It’s hard to tell just who is pushing whom on Colour. On one hand, the musical arrangements bounce between being positively breathtaking (“Constellations”) and skull-crushing (“Sssnakepit,” “…Meltdown”). That the band are able to fuse together so many elements of electronic, dance, industrial, rave and dubstep music into their post-hardcore songs and make it sound so effortless is incredible. But what makes the songs truly exciting are the lyrics from frontman Roughton “Rou” Reynolds. The 25-year-old has a better grasp on world politics and socio-environmental issues than most people twice his age. “Arguing With Thermometers” takes on the topics of global warming and the modern world’s dependence on (and endless pursuit of) oil. “Stalemate” takes to task those who send countries to war (“Today’s wars make trillionaires out of billionaires/Tomorrow’s wars will fuel generations of hate,” Reynolds croons over a delicate acoustic guitar). “Gandhi Mate, Gandhi” is an absolutely brutal four-and-a-half-minute monologue from Reynolds as he his bandmates rant with equal amounts eloquence and anger about how today’s political system is broken beyond repair (“See, if we keep them silent/Then they’ll resort to violence/And that’s how you criminalize change,” bassist Chris Batten sings from the perspective of someone in power). Considering the attempts by police forces to bait U.S. Occupy protestors into physical engagement, this track’s message hits awfully close to home.
And that’s really the whole point of A Flash Flood Of Colour—it’s a musically adventurous (and surprisingly catchy) album, but the real reason to listen to it is to let Reynolds stimulate your senses beyond the mosh pit.
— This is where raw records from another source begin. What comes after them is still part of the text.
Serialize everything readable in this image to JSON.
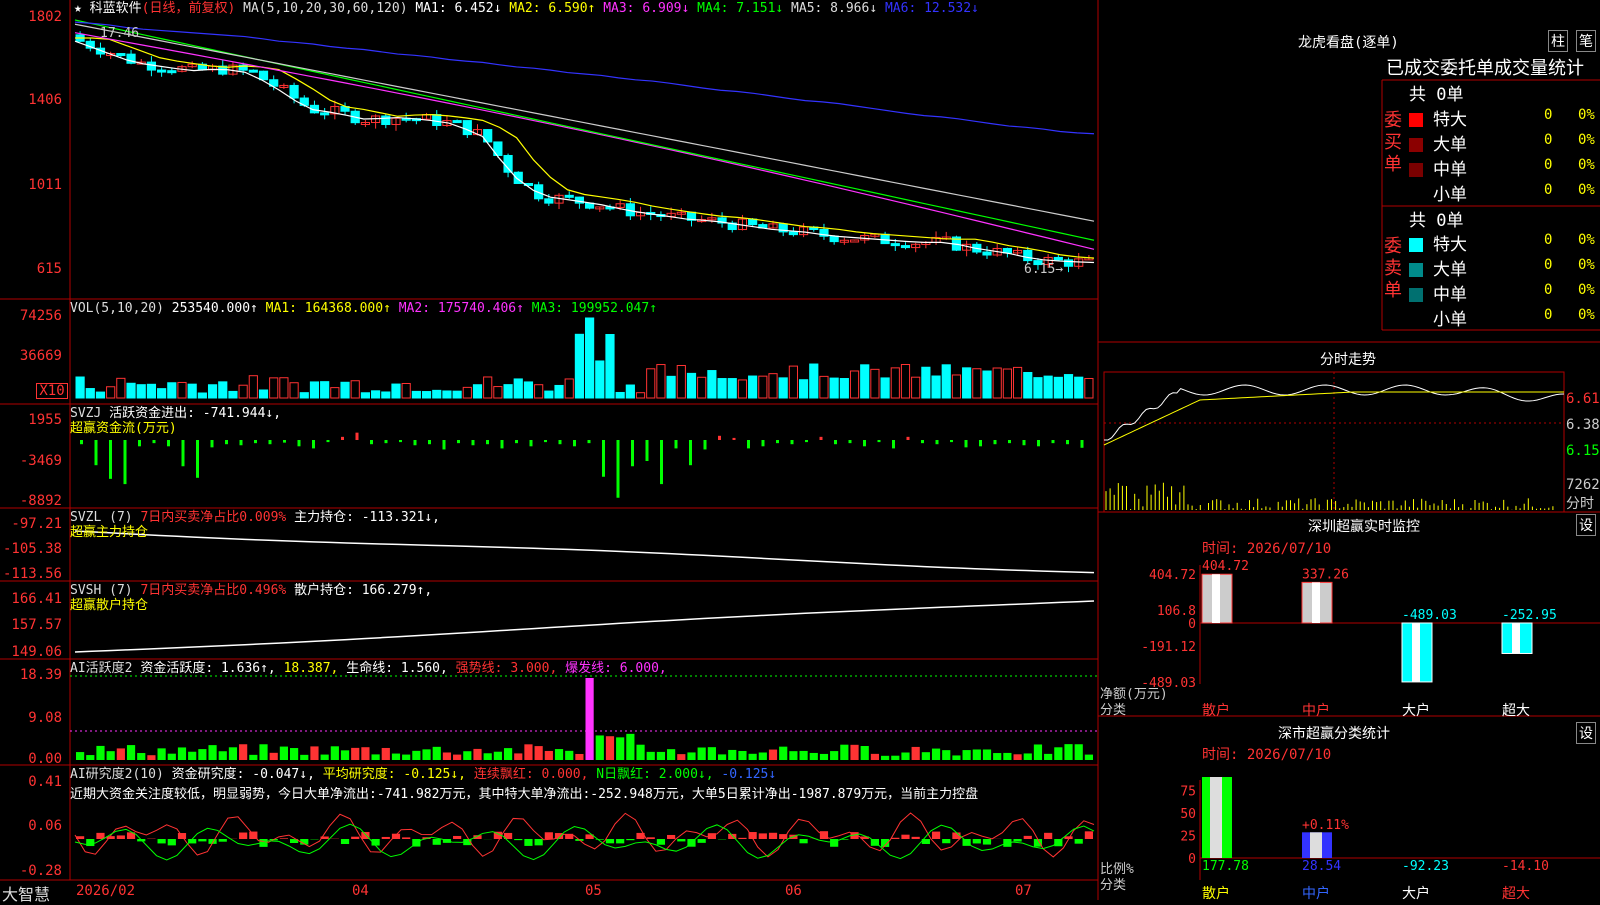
{
  "app": {
    "title": "大智慧",
    "axis_dates": [
      "2026/02",
      "04",
      "05",
      "06",
      "07"
    ]
  },
  "header": {
    "stock": "科蓝软件",
    "period": "(日线，前复权)",
    "ma_title": "MA(5,10,20,30,60,120)",
    "ma1": "MA1: 6.452↓",
    "ma2": "MA2: 6.590↑",
    "ma3": "MA3: 6.909↓",
    "ma4": "MA4: 7.151↓",
    "ma5": "MA5: 8.966↓",
    "ma6": "MA6: 12.532↓"
  },
  "price_panel": {
    "ticks": [
      "1802",
      "1406",
      "1011",
      "615"
    ],
    "high_label": "17.46",
    "low_label": "6.15→"
  },
  "vol_panel": {
    "title": "VOL(5,10,20)",
    "v": "253540.000↑",
    "ma1": "MA1: 164368.000↑",
    "ma2": "MA2: 175740.406↑",
    "ma3": "MA3: 199952.047↑",
    "ticks": [
      "74256",
      "36669"
    ],
    "unit": "X10"
  },
  "svzj": {
    "title": "SVZJ",
    "label": "活跃资金进出: -741.944↓,",
    "sub": "超赢资金流(万元)",
    "ticks": [
      "1955",
      "-3469",
      "-8892"
    ]
  },
  "svzl": {
    "title": "SVZL (7)",
    "label1": "7日内买卖净占比0.009%",
    "label2": "主力持仓: -113.321↓,",
    "sub": "超赢主力持仓",
    "ticks": [
      "-97.21",
      "-105.38",
      "-113.56"
    ]
  },
  "svsh": {
    "title": "SVSH (7)",
    "label1": "7日内买卖净占比0.496%",
    "label2": "散户持仓: 166.279↑,",
    "sub": "超赢散户持仓",
    "ticks": [
      "166.41",
      "157.57",
      "149.06"
    ]
  },
  "ai1": {
    "title": "AI活跃度2",
    "l1": "资金活跃度: 1.636↑,",
    "l2": "18.387,",
    "l3": "生命线: 1.560,",
    "l4": "强势线: 3.000,",
    "l5": "爆发线: 6.000,",
    "ticks": [
      "18.39",
      "9.08",
      "0.00"
    ]
  },
  "ai2": {
    "title": "AI研究度2(10)",
    "l1": "资金研究度: -0.047↓,",
    "l2": "平均研究度: -0.125↓,",
    "l3": "连续飘红: 0.000,",
    "l4": "N日飘红: 2.000↓,",
    "l5": "-0.125↓",
    "comment": "近期大资金关注度较低，明显弱势，今日大单净流出:-741.982万元，其中特大单净流出:-252.948万元，大单5日累计净出-1987.879万元，当前主力控盘",
    "ticks": [
      "0.41",
      "0.06",
      "-0.28"
    ]
  },
  "lhb": {
    "title": "龙虎看盘(逐单)",
    "btn1": "柱",
    "btn2": "笔",
    "tabs": [
      "已成交",
      "委托单",
      "成交量",
      "统计"
    ],
    "buy_label": "委买单",
    "sell_label": "委卖单",
    "buy_total": "共 0单",
    "sell_total": "共 0单",
    "buy_rows": [
      {
        "name": "特大",
        "n": "0",
        "p": "0%"
      },
      {
        "name": "大单",
        "n": "0",
        "p": "0%"
      },
      {
        "name": "中单",
        "n": "0",
        "p": "0%"
      },
      {
        "name": "小单",
        "n": "0",
        "p": "0%"
      }
    ],
    "sell_rows": [
      {
        "name": "特大",
        "n": "0",
        "p": "0%"
      },
      {
        "name": "大单",
        "n": "0",
        "p": "0%"
      },
      {
        "name": "中单",
        "n": "0",
        "p": "0%"
      },
      {
        "name": "小单",
        "n": "0",
        "p": "0%"
      }
    ]
  },
  "fenshi": {
    "title": "分时走势",
    "ticks": [
      "6.61",
      "6.38",
      "6.15"
    ],
    "vol_tick": "7262",
    "unit": "分时"
  },
  "monitor": {
    "title": "深圳超赢实时监控",
    "btn": "设",
    "time": "时间: 2026/07/10",
    "ticks": [
      "404.72",
      "106.8",
      "0",
      "-191.12",
      "-489.03"
    ],
    "unit": "净额(万元)",
    "cat_label": "分类",
    "cats": [
      "散户",
      "中户",
      "大户",
      "超大"
    ],
    "values": [
      404.72,
      337.26,
      -489.03,
      -252.95
    ],
    "value_labels": [
      "404.72",
      "337.26",
      "-489.03",
      "-252.95"
    ]
  },
  "classify": {
    "title": "深市超赢分类统计",
    "btn": "设",
    "time": "时间: 2026/07/10",
    "ticks": [
      "75",
      "50",
      "25",
      "0"
    ],
    "unit": "比例%",
    "cat_label": "分类",
    "cats": [
      "散户",
      "中户",
      "大户",
      "超大"
    ],
    "values": [
      177.78,
      28.54,
      -92.23,
      -14.1
    ],
    "value_labels": [
      "177.78",
      "28.54",
      "-92.23",
      "-14.10"
    ],
    "note": "+0.11%"
  },
  "chart_data": [
    {
      "type": "line",
      "title": "科蓝软件 日线 MA",
      "series": [
        {
          "name": "MA1",
          "values": [
            16.9,
            16.4,
            15.9,
            15.7,
            15.5,
            15.6,
            15.4,
            14.6,
            13.7,
            13.5,
            13.2,
            13.3,
            13.2,
            13.0,
            12.4,
            10.6,
            9.6,
            9.4,
            9.2,
            8.9,
            8.7,
            8.5,
            8.4,
            8.2,
            8.0,
            7.9,
            7.7,
            7.6,
            7.5,
            7.4,
            7.4,
            7.1,
            6.9,
            6.6,
            6.5,
            6.45
          ]
        },
        {
          "name": "MA6",
          "values": [
            17.8,
            17.7,
            17.5,
            17.4,
            17.3,
            17.2,
            17.1,
            16.9,
            16.8,
            16.6,
            16.5,
            16.3,
            16.2,
            16.0,
            15.9,
            15.7,
            15.6,
            15.4,
            15.3,
            15.1,
            15.0,
            14.8,
            14.6,
            14.5,
            14.3,
            14.1,
            14.0,
            13.8,
            13.6,
            13.4,
            13.3,
            13.1,
            12.9,
            12.8,
            12.6,
            12.53
          ]
        }
      ]
    },
    {
      "type": "bar",
      "title": "SVZJ 活跃资金进出",
      "values": [
        -400,
        -2400,
        -3700,
        -4200,
        -600,
        -300,
        -600,
        -2500,
        -3600,
        -700,
        -400,
        -500,
        -300,
        -400,
        -250,
        -600,
        -800,
        -200,
        300,
        700,
        -400,
        -300,
        -200,
        -500,
        -400,
        -900,
        -300,
        -500,
        -400,
        -800,
        -300,
        -600,
        -200,
        -400,
        -600,
        -300,
        -3500,
        -5500,
        -2500,
        -2000,
        -4200,
        -800,
        -2400,
        -900,
        400,
        200,
        -800,
        -600,
        -300,
        -400,
        -200,
        300,
        -400,
        -300,
        -600,
        -200,
        -800,
        300,
        -300,
        -400,
        -200,
        -700,
        -600,
        -400,
        -300,
        -500,
        -600,
        -300,
        -400,
        -741.9
      ]
    },
    {
      "type": "bar",
      "title": "深圳超赢实时监控",
      "categories": [
        "散户",
        "中户",
        "大户",
        "超大"
      ],
      "values": [
        404.72,
        337.26,
        -489.03,
        -252.95
      ]
    },
    {
      "type": "bar",
      "title": "深市超赢分类统计",
      "categories": [
        "散户",
        "中户",
        "大户",
        "超大"
      ],
      "values": [
        177.78,
        28.54,
        -92.23,
        -14.1
      ]
    }
  ]
}
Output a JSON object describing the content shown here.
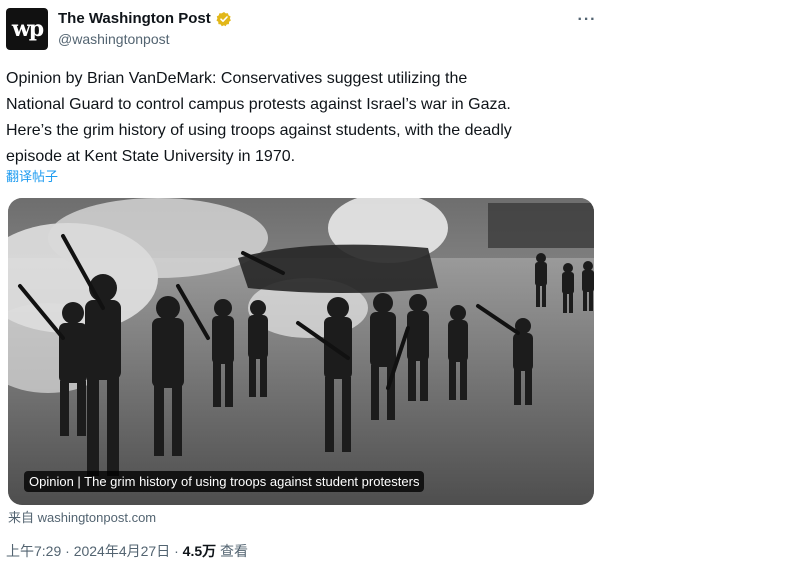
{
  "author": {
    "avatar_text": "wp",
    "name": "The Washington Post",
    "handle": "@washingtonpost",
    "verified_icon": "gold-verified-badge-icon"
  },
  "more_label": "···",
  "tweet": {
    "lines": [
      "Opinion by Brian VanDeMark: Conservatives suggest utilizing the",
      "National Guard to control campus protests against Israel’s war in Gaza.",
      "Here’s the grim history of using troops against students, with the deadly",
      "episode at Kent State University in 1970."
    ],
    "translate_label": "翻译帖子"
  },
  "card": {
    "caption": "Opinion | The grim history of using troops against student protesters",
    "source": "来自 washingtonpost.com",
    "image_icon": "black-and-white-photo-of-soldiers-marching-icon"
  },
  "meta": {
    "time": "上午7:29",
    "date": "2024年4月27日",
    "views_count": "4.5万",
    "views_label": "查看",
    "separator": "·"
  },
  "colors": {
    "link": "#1d9bf0",
    "secondary_text": "#536471",
    "verified_gold": "#e2b719"
  }
}
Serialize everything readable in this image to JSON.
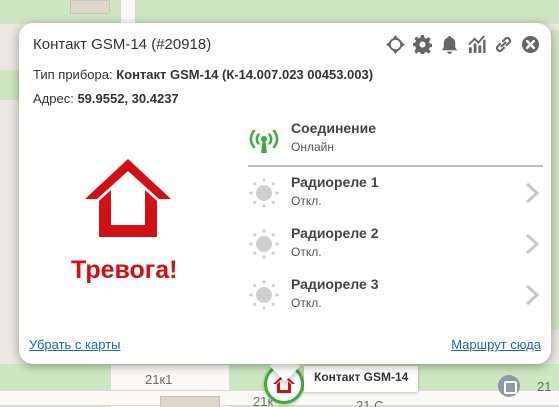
{
  "map": {
    "labels": [
      "21к1",
      "21к",
      "21",
      "21 С"
    ]
  },
  "popup": {
    "title": "Контакт GSM-14 (#20918)",
    "toolbar": [
      "move-icon",
      "gear-icon",
      "bell-icon",
      "chart-icon",
      "link-icon",
      "close-icon"
    ],
    "device_type_label": "Тип прибора: ",
    "device_type_value": "Контакт GSM-14 (К-14.007.023 00453.003)",
    "address_label": "Адрес: ",
    "address_value": "59.9552, 30.4237",
    "alarm_text": "Тревога!",
    "connection": {
      "name": "Соединение",
      "value": "Онлайн"
    },
    "relays": [
      {
        "name": "Радиореле 1",
        "value": "Откл."
      },
      {
        "name": "Радиореле 2",
        "value": "Откл."
      },
      {
        "name": "Радиореле 3",
        "value": "Откл."
      }
    ],
    "remove_link": "Убрать с карты",
    "route_link": "Маршрут сюда"
  },
  "marker": {
    "label": "Контакт GSM-14"
  },
  "colors": {
    "alarm": "#d40f14",
    "online": "#3cae3c",
    "link": "#1a66c8"
  }
}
Enter Shikari are well aware that due to the current musical climate, they are being held in high regard as innovators of heavy music by bands and fans alike. The worst thing they could do with that power is crank out a dozen faceless tracks loaded with breakdowns and empty sing-along parts. In short, fuck that: Being in a band is an inherently selfish idea—it assumes that what you have to say somehow matters in the grand scheme of things—but with A Flash Flood Of Colour, Enter Shikari prove that they have something substantial to say and a creative way of saying it. You’d be foolish not to pay attention.